All Alone In The Office
Team Role Theory, as defined by Dr R. Meredith Belbin from his research at Henley Management College, explains the individual’s tendency to behave, contribute and interrelate with others in a particular way. We all have certain strengths and weaknesses, but get the right group of people together with the right mix of strengths and the weaknesses can be managed.
What sort of person are you? Belbin breaks down the roles in the workplace thus: firstly, regarding doing/acting.
Are you a shaper? A person with lots of energy and action, the one who always challenges the rest of the team to move forward? You’d be an asset but occasionally you can be a tad insensitive.
Or maybe you’re an Implementer? You’ll be a well-organised, predictable person who takes basic ideas and makes them work in practice. The downside? You can be slow.
Perhaps, like me, you’re a Completer/Finisher – someone who reliably sees things through to the end, ironing out the wrinkles and ensuring everything works well. The downside to this is that you’ll have a tendency not to trust others and worry too much.
Secondly, in the area of thinking/problem-solving, which category do you see yourself slotting into? A Plant solves difficult problems with original and creative ideas though s/he can be a poor communicator and may ignore the detail.
A Monitor sees the big picture. S/he thinks carefully and accurately about things but may lack the energy to inspire others.
A Specialist has expert knowledge they can apply to key areas but a tendency to ignore other areas outside their expertise that might be just as important to developing the project.
Finally, Belbin deals with People and Feelings. Team workers care for individuals and the team. They’re good listeners always striving to resolve social problems. However they often find making difficult decisions problematic.
The Co-ordinator is a respected leader, helping the rest of the team to focus on the task. They can be seen as excessively controlling, though.

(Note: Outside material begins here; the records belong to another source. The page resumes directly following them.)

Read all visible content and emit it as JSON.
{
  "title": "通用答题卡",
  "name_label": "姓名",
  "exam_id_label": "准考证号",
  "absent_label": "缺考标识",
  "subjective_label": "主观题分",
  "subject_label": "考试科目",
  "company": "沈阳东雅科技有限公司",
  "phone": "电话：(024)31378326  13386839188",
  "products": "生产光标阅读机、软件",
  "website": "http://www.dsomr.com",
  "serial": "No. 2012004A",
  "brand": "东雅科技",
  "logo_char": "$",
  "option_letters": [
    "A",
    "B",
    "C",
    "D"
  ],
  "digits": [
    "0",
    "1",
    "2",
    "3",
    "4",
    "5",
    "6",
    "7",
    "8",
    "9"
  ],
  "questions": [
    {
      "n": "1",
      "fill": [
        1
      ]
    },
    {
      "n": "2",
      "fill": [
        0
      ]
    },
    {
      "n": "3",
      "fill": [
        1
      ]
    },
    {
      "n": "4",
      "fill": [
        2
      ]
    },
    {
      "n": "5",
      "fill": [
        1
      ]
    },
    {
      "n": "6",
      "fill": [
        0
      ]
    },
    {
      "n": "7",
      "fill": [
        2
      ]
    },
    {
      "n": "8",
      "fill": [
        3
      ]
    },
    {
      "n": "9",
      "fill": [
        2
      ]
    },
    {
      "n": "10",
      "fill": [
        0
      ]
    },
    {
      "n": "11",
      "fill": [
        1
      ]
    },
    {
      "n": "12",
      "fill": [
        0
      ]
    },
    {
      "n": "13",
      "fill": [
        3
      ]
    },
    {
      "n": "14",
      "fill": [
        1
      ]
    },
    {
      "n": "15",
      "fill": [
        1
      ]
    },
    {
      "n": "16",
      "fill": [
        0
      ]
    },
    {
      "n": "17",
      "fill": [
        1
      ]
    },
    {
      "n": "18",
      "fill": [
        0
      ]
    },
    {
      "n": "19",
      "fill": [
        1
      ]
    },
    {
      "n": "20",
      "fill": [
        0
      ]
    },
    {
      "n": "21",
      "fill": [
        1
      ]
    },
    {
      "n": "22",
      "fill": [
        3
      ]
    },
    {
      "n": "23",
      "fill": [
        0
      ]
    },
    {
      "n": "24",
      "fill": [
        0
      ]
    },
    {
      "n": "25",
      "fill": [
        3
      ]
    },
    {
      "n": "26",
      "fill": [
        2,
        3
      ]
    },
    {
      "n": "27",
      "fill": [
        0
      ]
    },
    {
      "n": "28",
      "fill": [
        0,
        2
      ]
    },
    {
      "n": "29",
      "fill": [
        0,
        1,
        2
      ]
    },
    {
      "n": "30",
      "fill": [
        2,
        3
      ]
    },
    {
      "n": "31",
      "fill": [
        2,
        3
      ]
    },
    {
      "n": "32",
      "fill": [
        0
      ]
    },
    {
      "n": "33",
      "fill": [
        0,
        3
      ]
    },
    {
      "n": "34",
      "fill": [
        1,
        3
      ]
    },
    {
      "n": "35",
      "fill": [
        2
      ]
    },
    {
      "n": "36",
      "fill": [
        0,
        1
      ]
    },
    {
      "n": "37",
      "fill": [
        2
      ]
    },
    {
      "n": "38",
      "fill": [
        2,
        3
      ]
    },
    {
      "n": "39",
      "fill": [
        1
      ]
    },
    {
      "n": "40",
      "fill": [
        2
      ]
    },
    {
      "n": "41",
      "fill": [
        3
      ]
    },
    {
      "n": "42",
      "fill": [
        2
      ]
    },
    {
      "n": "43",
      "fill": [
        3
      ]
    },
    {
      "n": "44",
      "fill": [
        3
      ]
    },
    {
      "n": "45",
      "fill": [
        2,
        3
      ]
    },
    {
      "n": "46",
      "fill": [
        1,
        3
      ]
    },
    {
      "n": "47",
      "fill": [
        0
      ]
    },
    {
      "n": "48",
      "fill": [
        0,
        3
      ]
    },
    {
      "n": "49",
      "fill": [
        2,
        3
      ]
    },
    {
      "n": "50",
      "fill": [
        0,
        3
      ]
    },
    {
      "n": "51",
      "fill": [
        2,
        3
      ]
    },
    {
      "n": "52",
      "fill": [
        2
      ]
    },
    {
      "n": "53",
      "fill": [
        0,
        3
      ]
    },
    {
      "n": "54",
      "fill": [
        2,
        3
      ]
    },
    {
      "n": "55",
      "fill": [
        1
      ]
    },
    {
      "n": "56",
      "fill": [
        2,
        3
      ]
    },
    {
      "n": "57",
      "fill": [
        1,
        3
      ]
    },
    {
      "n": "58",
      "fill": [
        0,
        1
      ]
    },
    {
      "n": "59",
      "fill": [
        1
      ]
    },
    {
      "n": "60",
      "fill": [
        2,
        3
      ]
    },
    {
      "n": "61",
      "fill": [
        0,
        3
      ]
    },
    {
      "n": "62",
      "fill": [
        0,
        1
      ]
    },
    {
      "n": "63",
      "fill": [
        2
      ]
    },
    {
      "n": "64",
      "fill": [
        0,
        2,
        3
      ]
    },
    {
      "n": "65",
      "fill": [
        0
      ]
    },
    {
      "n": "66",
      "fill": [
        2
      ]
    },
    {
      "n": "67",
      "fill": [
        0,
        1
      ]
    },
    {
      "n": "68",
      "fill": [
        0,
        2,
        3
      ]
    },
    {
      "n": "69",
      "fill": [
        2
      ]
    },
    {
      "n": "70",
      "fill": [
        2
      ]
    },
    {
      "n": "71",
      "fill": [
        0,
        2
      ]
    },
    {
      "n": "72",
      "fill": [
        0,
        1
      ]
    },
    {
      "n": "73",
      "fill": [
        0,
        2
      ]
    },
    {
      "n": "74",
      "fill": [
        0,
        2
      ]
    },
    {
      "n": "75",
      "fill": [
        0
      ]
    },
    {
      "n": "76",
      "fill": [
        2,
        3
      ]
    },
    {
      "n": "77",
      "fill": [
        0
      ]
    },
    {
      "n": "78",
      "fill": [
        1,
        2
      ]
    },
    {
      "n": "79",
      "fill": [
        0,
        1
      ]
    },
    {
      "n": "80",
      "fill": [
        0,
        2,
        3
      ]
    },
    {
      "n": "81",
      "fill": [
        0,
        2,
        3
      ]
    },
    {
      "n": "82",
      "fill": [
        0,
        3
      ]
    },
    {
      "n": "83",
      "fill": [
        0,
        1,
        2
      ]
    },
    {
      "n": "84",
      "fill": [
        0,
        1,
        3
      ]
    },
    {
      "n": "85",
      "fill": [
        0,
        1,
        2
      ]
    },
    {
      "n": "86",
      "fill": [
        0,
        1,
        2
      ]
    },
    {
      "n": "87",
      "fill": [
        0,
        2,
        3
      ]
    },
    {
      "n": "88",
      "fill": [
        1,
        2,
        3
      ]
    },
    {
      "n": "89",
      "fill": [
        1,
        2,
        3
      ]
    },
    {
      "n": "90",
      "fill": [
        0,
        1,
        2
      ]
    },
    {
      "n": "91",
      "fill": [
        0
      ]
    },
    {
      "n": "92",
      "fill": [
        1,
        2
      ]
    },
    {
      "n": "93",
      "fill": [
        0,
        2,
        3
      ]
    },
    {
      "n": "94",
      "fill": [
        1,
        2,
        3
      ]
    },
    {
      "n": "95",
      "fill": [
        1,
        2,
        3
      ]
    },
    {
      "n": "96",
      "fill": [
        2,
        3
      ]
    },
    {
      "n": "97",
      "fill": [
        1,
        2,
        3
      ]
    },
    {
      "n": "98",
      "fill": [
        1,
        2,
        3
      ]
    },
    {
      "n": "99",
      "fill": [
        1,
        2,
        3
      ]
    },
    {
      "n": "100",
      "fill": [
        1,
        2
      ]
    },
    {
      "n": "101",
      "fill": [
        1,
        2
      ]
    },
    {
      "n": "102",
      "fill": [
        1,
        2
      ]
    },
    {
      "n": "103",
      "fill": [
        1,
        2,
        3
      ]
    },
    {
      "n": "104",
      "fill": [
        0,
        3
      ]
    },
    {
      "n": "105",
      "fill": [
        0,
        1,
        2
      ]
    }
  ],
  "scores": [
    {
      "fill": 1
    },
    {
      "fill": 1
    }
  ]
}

And then there’s the Resource/Investigator. A great networker, who explores new ideas energetically. The downside is that this person can be optimistic and lose energy after the first initial bout of enthusiasm.
Teams in the workplace work best when there is a balance of roles and when team members both know what their roles are and stick to them. To achieve the best balance there should be:
One Co-Ordinator or Shaper (not both) for leader
A Plant to Stimulate Ideas
A Monitor/evaluator to maintain honesty and clarity
One or more Implementer, Team Worker, Resource investigator or Completer/finisher to make things happen.
Okay, so far so good. Seven people, each fixed in their role and comfortable with it. What a brilliant team! But what happens when you aren’t part of a team and you work at home, alone, at a computer screen, attempting to write your novel, short story or screenplay?
If it’s not working for you right now, maybe it’s time to figure out your own role and invite a few, new imaginary friends on board to even out the lumps and make progress towards your goal of publication.
Like I said. I’m a Completer/Finisher. So much so that I’ll flog away at an idea and write the story even if a little bit of me tells me it’s a rubbish one. I could do with a Plant on board to stop me getting bogged down in the detail and add a bit of sparkle to my writing. And I definitely need a Shaper for those Monday mornings where bed seems infinitely preferable to getting up and hammering out a new idea.
What about you? What gets in the way of your writing? Are you a Specialist who spends too much time on research only to find that your energy for actually writing the story has all fizzled out? An evaluator, constantly editing and re-editing the same 500 words and never moving forward? A predictable Implementer, who needs a shot in the arm to spice up their story now and then or, like a Plant, full of great ideas but with a limited amount of staying power.
You have to write your story by yourself and there’s no one in the office to bolster up your sagging bits. But maybe if you’re aware of the characteristics you lack you can say a little prayer to your Muse and ask for a few more members to join your team. Only if they complement your strengths though.